History, social studies: Critical in preparing students for civic life
Editor’s note: Joel Breakstone is the keynote speaker at the Best Practices in Social Studies Summer Institute.
Breakstone directs the Stanford History Education Group. He received his Ph.D. from the Stanford Graduate School of Education. Along with Mark Smith and Sam Wineburg, he led the development of SHEG's assessment website, Beyond the Bubble. He received the Larry Metcalf Exemplary Dissertation Award from the National Council for the Social Studies in 2014. He holds a B.A. in history from Brown University and a M.A. in Liberal Studies from Dartmouth College. After college, he taught high school history in Thetford, Vermont. His research focuses on how teachers use assessment data to inform instruction.
Why does history and social studies matter in today’s world?
History and social studies classrooms are the best venues to prepare young people for civic life. Students learn to conduct research, analyze evidence, develop arguments, and engage in constructive discussions with their peers. These are exactly the skills that young people need in an age of information overload and intense political partisanship. Moreover, meaningful engagement with the historical record cultivates in students an intolerance for simplistic answers and a deeper understanding of the complexity of the past.
Historically, rote memorization was the hallmark of teaching history. How has that changed? Why has that changed?
There has been a nationwide movement to shift history instruction towards inquiry and disciplinary literacy. Instead of asking students to memorize names, dates, and facts, teachers now help students to learn how to read historical documents like historians in order to answer historical questions. This approach reflects the actual discipline of history. Moreover, it equips students to analyze evidence, develop arguments, and express themselves verbally and through writing. For example, our Reading Like a Historian curriculum helps students to use the same historical thinking skills that historians deploy when they’re reading archival documents. Students ask questions such as: Who wrote this? When? Why? How is this document similar or different from other sources? What was the context in which the document was created? How does that context affect its content? Students use these historical thinking skills to analyze documents and gather evidence to answer questions like, Was the New Deal a Success? Did Pocahontas save John Smith’s life? Research in San Francisco Unified School District showed that students in Reading Like a Historian classrooms not only became more skilled historical thinkers, they also did better on assessments of historical knowledge and reading comprehension.
Your work revolves around teaching students how to credibly use credible sources from the internet. How is this an important skill set in the 21st century?

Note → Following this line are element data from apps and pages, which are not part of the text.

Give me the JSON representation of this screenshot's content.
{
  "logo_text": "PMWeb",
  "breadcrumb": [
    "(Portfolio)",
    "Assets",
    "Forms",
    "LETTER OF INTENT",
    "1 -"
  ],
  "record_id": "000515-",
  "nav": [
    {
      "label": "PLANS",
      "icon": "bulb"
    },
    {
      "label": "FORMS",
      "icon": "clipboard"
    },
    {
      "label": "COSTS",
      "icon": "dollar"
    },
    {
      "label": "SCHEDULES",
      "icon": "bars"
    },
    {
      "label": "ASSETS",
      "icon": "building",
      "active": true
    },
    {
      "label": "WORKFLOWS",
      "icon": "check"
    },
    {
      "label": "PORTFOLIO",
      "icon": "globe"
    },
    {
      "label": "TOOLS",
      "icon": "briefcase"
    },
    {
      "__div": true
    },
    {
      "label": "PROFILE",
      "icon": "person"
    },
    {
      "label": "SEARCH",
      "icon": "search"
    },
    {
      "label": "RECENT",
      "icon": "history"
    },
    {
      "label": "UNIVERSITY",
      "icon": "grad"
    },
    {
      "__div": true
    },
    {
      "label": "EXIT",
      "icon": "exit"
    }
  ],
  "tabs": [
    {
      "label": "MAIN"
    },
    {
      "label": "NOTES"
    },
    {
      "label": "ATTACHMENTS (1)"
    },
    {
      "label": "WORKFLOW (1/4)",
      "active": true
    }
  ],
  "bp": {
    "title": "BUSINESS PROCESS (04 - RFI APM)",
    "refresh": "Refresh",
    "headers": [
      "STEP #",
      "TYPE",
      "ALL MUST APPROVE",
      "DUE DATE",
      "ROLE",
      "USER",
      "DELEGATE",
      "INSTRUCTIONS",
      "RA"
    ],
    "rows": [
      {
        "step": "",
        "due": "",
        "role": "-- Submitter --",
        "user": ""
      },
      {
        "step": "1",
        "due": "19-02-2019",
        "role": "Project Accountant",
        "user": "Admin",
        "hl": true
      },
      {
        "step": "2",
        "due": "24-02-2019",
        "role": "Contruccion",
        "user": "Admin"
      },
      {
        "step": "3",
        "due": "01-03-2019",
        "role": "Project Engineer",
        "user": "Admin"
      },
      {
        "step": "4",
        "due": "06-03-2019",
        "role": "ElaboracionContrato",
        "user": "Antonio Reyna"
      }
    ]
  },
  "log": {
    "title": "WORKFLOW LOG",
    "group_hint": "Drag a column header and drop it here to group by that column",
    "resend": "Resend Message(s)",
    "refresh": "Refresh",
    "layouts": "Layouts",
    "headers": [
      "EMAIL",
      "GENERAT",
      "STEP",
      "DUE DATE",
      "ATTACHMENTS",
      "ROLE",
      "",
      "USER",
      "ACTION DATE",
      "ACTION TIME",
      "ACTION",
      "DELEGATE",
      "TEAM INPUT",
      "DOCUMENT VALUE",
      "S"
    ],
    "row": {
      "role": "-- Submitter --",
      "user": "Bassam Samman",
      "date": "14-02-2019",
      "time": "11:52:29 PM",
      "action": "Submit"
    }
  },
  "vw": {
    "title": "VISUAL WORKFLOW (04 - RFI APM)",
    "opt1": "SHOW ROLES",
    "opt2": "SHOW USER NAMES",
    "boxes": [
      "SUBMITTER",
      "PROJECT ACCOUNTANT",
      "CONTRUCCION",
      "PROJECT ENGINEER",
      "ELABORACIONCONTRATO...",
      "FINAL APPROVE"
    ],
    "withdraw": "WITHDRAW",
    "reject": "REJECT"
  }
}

Beginning in 2014, the Stanford History Education Group broadened its work beyond history to address issues related to digital literacy. We have created curriculum and assessment focused on helping young people become more discerning consumers of digital information. This work is based on research that shows how professional fact checkers from some of the nation’s largest news organizations evaluate online content. They prioritize asking three questions: 1) Who’s behind the information? 2) What’s the evidence? 3) What do other sources say? Unfortunately, our research has shown that young people, and many adults too, are not familiar with strategies for answering these questions effectively. Given the overwhelming amount of information that bombards students on their digital devices and the ease with which misinformation spreads, it is crucial that students learn skills for effectively evaluating digital content. If they do not, they are easy targets for those who seek to mislead them online. This represents a threat to our democracy since democracies depends on individuals’ access to trustworthy information.
The internet has given way to collecting more information than ever. How does that help the study of history? How does it hinder it?
Students now have access to unprecedented amounts of historical information. In the past, if students wanted to read historical newspapers, they would have to go to a library, request microfilm, use a microfilm reader to view the newspapers, and then make grainy copies of the newspapers. Now millions of pages of archival newspapers are searchable online. In fact, there has been an explosion of digitization of archival resources. Unprecedented numbers of historical sources are now available to anyone with an Internet connection. This makes it much easier to conduct historical research. On the other hand, the internet has also allowed for the proliferation of historically inaccurate accounts of the past. Wildly inaccurate historical accounts based on misrepresented or counterfeit historical sources can now reach vast audiences.
How does analyzing and/or critiquing history help make students future ready?
Historical inquiry prepares students to analyze evidence, develop arguments, consider alternate viewpoints, challenge simplistic interpretations, and engage in rigorous, fact-based discussions. These are skills that will be useful for students far beyond the history classroom.